  32. Black Smoker

  33. Tube worms T 134 1977

  34. Hydrothermal Vents cont. • 2. White smokers • a, are not as hot (200-330 oC) are also common • b. circulating fluids have mixed with cold ocean waters • c. milky discharge thus the name

  35. Hydrothermal Vents cont. • 3. Cooler discharge (cold seep) (5 - 25oC) • a. water flows out through cracks and fissures in the ocean floor. • b. cold seep waters are about the same temperature as the surrounding waters • c. the discharge water is clear

  36. Hydrothermal Vents cont.
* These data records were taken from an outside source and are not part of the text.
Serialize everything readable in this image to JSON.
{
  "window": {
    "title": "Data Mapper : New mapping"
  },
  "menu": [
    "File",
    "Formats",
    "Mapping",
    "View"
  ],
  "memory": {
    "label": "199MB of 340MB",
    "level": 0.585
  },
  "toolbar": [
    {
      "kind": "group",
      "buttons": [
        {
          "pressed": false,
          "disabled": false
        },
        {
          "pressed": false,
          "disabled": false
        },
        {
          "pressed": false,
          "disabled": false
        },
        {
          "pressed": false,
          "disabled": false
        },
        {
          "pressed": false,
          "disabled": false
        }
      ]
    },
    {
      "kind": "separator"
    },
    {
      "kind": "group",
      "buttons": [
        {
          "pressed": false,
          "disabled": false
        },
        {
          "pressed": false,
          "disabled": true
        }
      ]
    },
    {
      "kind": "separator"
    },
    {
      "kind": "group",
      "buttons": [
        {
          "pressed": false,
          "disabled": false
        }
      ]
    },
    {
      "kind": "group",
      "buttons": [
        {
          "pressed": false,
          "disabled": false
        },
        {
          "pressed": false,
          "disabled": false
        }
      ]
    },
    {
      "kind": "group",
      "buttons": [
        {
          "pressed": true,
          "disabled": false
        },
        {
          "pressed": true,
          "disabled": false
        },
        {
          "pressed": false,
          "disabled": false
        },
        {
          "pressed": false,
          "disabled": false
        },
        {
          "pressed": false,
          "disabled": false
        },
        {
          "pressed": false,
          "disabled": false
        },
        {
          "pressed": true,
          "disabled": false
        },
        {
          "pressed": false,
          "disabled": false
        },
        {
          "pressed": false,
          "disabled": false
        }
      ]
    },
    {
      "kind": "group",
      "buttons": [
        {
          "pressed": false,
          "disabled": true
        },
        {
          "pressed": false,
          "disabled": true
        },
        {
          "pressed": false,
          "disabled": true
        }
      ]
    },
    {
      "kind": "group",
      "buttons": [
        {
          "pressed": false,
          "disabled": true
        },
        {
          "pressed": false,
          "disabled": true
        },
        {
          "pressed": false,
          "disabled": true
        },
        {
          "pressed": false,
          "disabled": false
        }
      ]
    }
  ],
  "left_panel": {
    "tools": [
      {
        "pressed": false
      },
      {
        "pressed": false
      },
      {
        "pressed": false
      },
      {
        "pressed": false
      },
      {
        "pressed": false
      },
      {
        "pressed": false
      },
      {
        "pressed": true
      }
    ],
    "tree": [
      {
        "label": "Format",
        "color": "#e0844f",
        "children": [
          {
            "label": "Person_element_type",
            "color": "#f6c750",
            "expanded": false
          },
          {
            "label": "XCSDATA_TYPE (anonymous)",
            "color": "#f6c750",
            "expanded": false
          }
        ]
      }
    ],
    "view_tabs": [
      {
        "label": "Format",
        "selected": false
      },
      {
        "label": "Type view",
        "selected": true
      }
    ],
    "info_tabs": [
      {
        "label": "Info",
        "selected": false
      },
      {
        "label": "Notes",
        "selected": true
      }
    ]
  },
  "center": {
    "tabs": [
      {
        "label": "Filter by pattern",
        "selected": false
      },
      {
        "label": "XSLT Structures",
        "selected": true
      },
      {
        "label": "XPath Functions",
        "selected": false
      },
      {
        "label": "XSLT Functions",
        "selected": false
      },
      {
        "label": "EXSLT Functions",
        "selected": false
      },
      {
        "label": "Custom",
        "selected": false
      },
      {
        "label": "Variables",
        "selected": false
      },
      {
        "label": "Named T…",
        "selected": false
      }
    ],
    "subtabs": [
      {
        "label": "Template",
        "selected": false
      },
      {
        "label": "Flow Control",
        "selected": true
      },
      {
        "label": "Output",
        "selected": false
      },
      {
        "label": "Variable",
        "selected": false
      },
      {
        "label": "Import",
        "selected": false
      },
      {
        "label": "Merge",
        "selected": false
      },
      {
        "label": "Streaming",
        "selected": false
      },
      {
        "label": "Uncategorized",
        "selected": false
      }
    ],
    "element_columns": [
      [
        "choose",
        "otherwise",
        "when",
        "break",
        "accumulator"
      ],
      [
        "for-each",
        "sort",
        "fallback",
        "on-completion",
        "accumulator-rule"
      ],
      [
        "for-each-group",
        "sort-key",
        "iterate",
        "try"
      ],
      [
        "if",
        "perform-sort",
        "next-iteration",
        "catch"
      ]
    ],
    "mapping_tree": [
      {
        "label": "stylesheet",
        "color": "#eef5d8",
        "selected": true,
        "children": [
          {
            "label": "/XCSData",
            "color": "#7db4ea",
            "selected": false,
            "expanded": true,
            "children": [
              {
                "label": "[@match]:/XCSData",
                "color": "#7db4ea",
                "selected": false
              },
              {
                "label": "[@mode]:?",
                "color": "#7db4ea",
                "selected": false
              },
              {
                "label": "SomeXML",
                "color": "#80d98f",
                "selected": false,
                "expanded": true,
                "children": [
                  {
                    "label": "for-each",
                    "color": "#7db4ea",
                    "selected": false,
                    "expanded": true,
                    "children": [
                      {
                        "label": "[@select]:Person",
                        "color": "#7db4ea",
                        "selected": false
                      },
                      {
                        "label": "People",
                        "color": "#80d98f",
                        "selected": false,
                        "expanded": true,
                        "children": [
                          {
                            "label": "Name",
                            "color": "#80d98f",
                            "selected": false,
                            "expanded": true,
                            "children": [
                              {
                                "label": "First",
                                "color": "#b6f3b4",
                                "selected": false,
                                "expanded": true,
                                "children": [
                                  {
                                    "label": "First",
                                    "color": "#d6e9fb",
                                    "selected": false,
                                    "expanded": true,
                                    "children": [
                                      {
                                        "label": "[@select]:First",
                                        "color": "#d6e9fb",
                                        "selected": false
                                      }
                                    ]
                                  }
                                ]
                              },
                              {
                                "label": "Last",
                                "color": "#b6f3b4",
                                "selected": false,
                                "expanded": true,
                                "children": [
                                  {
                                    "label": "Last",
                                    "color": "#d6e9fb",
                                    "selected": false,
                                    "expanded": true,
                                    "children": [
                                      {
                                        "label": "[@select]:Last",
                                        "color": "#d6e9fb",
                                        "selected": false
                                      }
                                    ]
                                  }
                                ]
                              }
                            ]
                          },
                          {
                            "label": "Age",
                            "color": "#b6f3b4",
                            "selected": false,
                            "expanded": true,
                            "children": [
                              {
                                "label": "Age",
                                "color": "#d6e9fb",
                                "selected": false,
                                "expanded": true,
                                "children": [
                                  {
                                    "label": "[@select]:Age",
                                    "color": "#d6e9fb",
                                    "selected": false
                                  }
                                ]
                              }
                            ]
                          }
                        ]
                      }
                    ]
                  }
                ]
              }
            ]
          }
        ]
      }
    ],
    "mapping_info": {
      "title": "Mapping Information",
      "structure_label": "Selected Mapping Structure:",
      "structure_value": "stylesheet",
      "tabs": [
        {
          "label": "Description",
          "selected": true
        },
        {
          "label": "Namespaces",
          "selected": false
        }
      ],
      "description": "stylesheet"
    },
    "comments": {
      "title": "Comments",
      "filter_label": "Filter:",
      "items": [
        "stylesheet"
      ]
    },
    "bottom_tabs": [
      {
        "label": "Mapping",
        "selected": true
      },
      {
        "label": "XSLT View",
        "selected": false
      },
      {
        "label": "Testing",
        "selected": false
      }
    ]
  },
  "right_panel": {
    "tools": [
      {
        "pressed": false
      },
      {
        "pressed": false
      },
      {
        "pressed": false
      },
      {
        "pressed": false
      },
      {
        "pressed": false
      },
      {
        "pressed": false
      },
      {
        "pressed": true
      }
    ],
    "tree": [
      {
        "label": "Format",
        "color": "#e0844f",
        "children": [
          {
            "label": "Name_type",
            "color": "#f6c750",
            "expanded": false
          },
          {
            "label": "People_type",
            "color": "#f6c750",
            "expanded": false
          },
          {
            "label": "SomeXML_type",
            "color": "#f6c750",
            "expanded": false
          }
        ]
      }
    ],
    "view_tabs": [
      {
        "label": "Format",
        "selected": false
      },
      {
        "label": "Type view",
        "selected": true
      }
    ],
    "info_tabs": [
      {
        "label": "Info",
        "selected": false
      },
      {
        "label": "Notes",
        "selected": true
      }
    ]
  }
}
Hydrothermal circulation continues for millions of years as the rocks cool. • Eventually, fractures fill with mineral deposits and fluids no longer pass through. • Sediments accumulate on the ocean floor. • Where do the minerals come from?

  37. All three vents support abundant growths of bottom-dwelling organisms. • Chemosynthesis: the process by which certain microbes use energy stored in sulfur compounds to power the conversion of CO2 to organic compounds

  38. Continental Margins • (steep slopes that descend to the sea floor) p 100 - 102 • One of the most outstanding features of the continental slopes are submarine canyons. (Fig 3.9 p 83) Submarine canyons are steep sided and V-shaped in cross section with tributaries similar to those of river-cut canyons. (review this again)

  39. Continental Margins two types(Fig 3.7) p 82 • 1. Active continental margins lie along edge of plates (Convergent) • Contain many active volcanoes, frequent earthquakes, young mountains • Common along Pacific margins, called Pacific-type margins are frequently narrow • 2. Passive margins of continents lie in middle of plates

  40. Continental Margins two types(Fig 3.7) p 82

  41. ACTIVE MARGINS

  42. Earthquakes: • 1. common near Pacific-type margins • 2. deep earthquakes indicate subduction - in subduction zones, plates move as large slabs and drag against the rocks above and below causing earthquakes in those areas • 3. subduction causes a drag on rocks -> deform the rocks along the margins -> energy buildup -> earthquakes -> energy releases

  43. Subducting plate is old and dense - • it sinks into the mantle as a steeply dipping slab

  44. Subducting plate is young • still warm, and relatively buoyant • slab dips at a shallow angle • occurs along the eastern margin of the Pacific, where the American plate is overriding recently formed crust • volcanoes occur on land • many of earthquakes

  45. Exotic terranes • terranes have a history distinct from adjoining crustal fragments are welded onto continents during subduction (A&S-41)

  46. Go to web for animationGoogle terranes